Secretary of State Condoleezza Rice said Tuesday she is confident the U.N. Security Council will find an "appropriate vehicle" for expressing its concern about Iran's nuclear program. Rice spoke in Jakarta amid reports of discord among permanent Security Council members about the handling of the nuclear issue.
The Secretary of State is downplaying reports of divisions among the permanent Security Council members about the Iran issue, and says she is confident the world community will send Tehran a "very strong message" on the need to give up its nuclear ambitions.
Rice spoke at a news conference with her Indonesian counterpart Hasan Wirayuda amid reports that U.S.-led efforts to get the council to approve a strongly worded president's statement on Iran have bogged down. The United States and other countries are concerned that Iran may secretly be trying to develop nuclear weapons, in violation of the Non-proliferation Treaty.
Sources close to the council's deliberations in New York said late Monday the United States, Britain and France were pressing for early action on a statement calling on Iran to return to talks on its uranium enrichment program or face possible sanctions. But China and Russia were said to object to portions of the proposed text, including any mention of deadlines or a sanctions threat.
Asked abut the reports here, Secretary Rice says she is content to let diplomacy continue for a while before speculating what the outcome might be. She noted the United States had agreed with other permanent council members at the International Atomic Energy Agency meeting last month to postpone a U.N. referral for several weeks to allow more time for diplomacy outside the U.N. framework.
She said it is now time for action within the council, and predicted it will be forthcoming.
"We fulfilled that part of the bargain, and now it's time for this to be discussed in the Security Council," she said. "And I'm quite certain that when everyone has a chance to think about the importance of sending Iran a very strong message that it's time for Iran to heed the call of that resolution that was voted on February 4, telling Iran to suspend its activities, telling Iran to go back to negotiations, that we'll find the appropriate vehicle for doing so."
Rice said the Iranians have done nothing to demonstrate that the matter should not be in the Security Council, and said she knows no one within "the responsible community of nations" that wants Iran to have a nuclear weapon.
For his part, Foreign Minister Wirayuda said Indonesia upholds the right of Iran, as a signatory of the Nuclear Non-Proliferation Treaty, to develop nuclear technology for peaceful purposes. But he said his government "would be among the first" to tell Iran not to divert nuclear technology for weapons development.
He suggested Iran should avail itself of Russia's offer to enrich uranium for its civilian nuclear program on Russian territory to assuage concerns about Tehran's intentions.
"We encourage Iran to talk, to continue their discussions with Russia, because the agreements to enrich the uranium in Russia would a good solution on this issue," he said. " Likewise, we also very much encourage Iran to continue their discussion with the E.U. Three. And for that matter, we hope that the current situation could be solved peacefully, and time must be given for the peaceful resolution of this situation."

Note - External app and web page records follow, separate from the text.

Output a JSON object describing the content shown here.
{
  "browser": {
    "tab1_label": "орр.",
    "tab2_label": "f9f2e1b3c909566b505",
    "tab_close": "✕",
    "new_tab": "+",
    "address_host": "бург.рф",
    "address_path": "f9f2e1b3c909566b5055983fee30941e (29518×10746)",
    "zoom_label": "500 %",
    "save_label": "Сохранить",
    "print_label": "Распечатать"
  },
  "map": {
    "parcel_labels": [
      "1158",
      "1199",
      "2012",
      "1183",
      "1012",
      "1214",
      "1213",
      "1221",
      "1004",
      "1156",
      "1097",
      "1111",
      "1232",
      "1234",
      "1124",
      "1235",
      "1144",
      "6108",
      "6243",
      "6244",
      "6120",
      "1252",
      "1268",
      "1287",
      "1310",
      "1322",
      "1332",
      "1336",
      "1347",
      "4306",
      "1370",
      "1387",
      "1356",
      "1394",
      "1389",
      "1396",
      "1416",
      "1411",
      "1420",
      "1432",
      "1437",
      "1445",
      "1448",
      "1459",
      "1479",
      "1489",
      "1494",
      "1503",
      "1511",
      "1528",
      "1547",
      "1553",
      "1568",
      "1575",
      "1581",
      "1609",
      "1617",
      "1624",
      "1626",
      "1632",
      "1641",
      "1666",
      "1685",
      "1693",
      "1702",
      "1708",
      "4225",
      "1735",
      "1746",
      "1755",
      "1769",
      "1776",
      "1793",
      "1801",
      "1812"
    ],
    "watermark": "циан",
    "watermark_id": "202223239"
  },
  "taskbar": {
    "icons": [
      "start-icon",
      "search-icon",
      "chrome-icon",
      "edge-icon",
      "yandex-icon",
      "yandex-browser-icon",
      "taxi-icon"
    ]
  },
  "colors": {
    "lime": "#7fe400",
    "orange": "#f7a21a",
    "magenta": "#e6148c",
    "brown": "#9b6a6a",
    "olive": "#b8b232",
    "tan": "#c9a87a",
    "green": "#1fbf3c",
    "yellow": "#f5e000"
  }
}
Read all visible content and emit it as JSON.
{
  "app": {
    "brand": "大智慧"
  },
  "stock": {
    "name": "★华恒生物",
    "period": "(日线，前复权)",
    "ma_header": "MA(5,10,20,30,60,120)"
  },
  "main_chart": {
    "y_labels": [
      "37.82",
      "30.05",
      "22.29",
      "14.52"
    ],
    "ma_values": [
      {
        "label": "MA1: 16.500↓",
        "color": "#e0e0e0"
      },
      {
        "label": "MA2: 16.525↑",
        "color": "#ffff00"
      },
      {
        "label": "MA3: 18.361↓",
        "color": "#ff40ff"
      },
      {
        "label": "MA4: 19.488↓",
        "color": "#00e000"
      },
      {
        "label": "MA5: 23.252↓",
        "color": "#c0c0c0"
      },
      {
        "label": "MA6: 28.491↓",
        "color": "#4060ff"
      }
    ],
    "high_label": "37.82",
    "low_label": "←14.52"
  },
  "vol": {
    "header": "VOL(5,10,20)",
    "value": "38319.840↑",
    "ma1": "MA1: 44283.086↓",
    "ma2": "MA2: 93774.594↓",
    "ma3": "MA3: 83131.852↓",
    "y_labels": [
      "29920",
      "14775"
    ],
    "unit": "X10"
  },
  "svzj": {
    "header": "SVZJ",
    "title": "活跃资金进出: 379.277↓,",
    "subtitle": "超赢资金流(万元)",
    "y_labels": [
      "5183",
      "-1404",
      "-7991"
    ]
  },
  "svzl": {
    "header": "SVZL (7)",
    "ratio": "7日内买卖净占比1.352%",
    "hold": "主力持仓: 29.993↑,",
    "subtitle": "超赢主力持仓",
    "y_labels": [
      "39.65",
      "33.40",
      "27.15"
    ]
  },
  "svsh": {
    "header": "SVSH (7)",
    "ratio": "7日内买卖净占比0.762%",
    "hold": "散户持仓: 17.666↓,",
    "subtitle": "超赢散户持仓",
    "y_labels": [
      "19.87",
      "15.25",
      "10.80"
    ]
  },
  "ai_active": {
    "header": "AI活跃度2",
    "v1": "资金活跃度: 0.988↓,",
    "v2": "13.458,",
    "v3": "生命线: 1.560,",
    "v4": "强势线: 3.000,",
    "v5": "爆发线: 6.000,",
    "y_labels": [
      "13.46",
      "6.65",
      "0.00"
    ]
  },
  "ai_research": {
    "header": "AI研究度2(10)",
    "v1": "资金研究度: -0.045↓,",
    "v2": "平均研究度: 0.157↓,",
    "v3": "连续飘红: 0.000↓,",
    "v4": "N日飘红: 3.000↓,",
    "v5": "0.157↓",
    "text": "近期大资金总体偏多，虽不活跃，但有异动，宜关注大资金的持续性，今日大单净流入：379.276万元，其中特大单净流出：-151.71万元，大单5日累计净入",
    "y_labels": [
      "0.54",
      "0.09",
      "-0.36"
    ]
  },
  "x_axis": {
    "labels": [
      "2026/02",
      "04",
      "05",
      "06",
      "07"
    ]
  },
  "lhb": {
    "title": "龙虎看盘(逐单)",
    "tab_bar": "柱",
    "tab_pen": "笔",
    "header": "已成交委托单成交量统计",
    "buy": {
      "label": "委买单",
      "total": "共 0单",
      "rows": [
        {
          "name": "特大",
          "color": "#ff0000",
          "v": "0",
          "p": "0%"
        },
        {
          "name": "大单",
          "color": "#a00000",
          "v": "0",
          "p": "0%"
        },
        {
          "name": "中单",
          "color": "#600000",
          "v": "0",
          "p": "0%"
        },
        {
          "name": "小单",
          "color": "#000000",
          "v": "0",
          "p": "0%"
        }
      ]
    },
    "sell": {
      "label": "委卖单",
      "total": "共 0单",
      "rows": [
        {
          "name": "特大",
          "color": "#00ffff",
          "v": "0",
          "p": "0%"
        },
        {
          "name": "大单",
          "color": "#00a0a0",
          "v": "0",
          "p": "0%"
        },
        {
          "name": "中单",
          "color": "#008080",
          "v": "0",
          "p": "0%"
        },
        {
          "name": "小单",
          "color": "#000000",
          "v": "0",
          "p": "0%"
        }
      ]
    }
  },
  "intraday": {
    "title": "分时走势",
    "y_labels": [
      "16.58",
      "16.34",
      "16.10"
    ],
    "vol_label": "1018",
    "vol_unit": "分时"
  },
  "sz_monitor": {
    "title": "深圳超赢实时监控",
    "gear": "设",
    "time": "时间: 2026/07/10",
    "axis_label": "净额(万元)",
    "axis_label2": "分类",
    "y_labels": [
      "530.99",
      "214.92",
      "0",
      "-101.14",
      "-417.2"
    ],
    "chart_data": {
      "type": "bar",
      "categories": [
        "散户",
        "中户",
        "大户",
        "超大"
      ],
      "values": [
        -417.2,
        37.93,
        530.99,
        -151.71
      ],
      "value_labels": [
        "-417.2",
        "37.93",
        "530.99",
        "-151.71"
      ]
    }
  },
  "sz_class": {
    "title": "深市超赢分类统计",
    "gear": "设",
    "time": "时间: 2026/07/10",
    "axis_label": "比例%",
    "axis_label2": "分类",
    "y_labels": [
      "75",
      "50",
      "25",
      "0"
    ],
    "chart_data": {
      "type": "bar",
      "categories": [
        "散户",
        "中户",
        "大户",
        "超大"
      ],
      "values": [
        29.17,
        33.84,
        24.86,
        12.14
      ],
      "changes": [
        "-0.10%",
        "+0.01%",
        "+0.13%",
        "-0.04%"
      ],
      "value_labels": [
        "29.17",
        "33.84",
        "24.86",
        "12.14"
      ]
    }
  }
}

Iran denies U.S. assertions that its nominally peaceful nuclear program has a secret weapons component. But it has also insisted that it has a right to a complete nuclear fuel cycle including a uranium enrichment capability.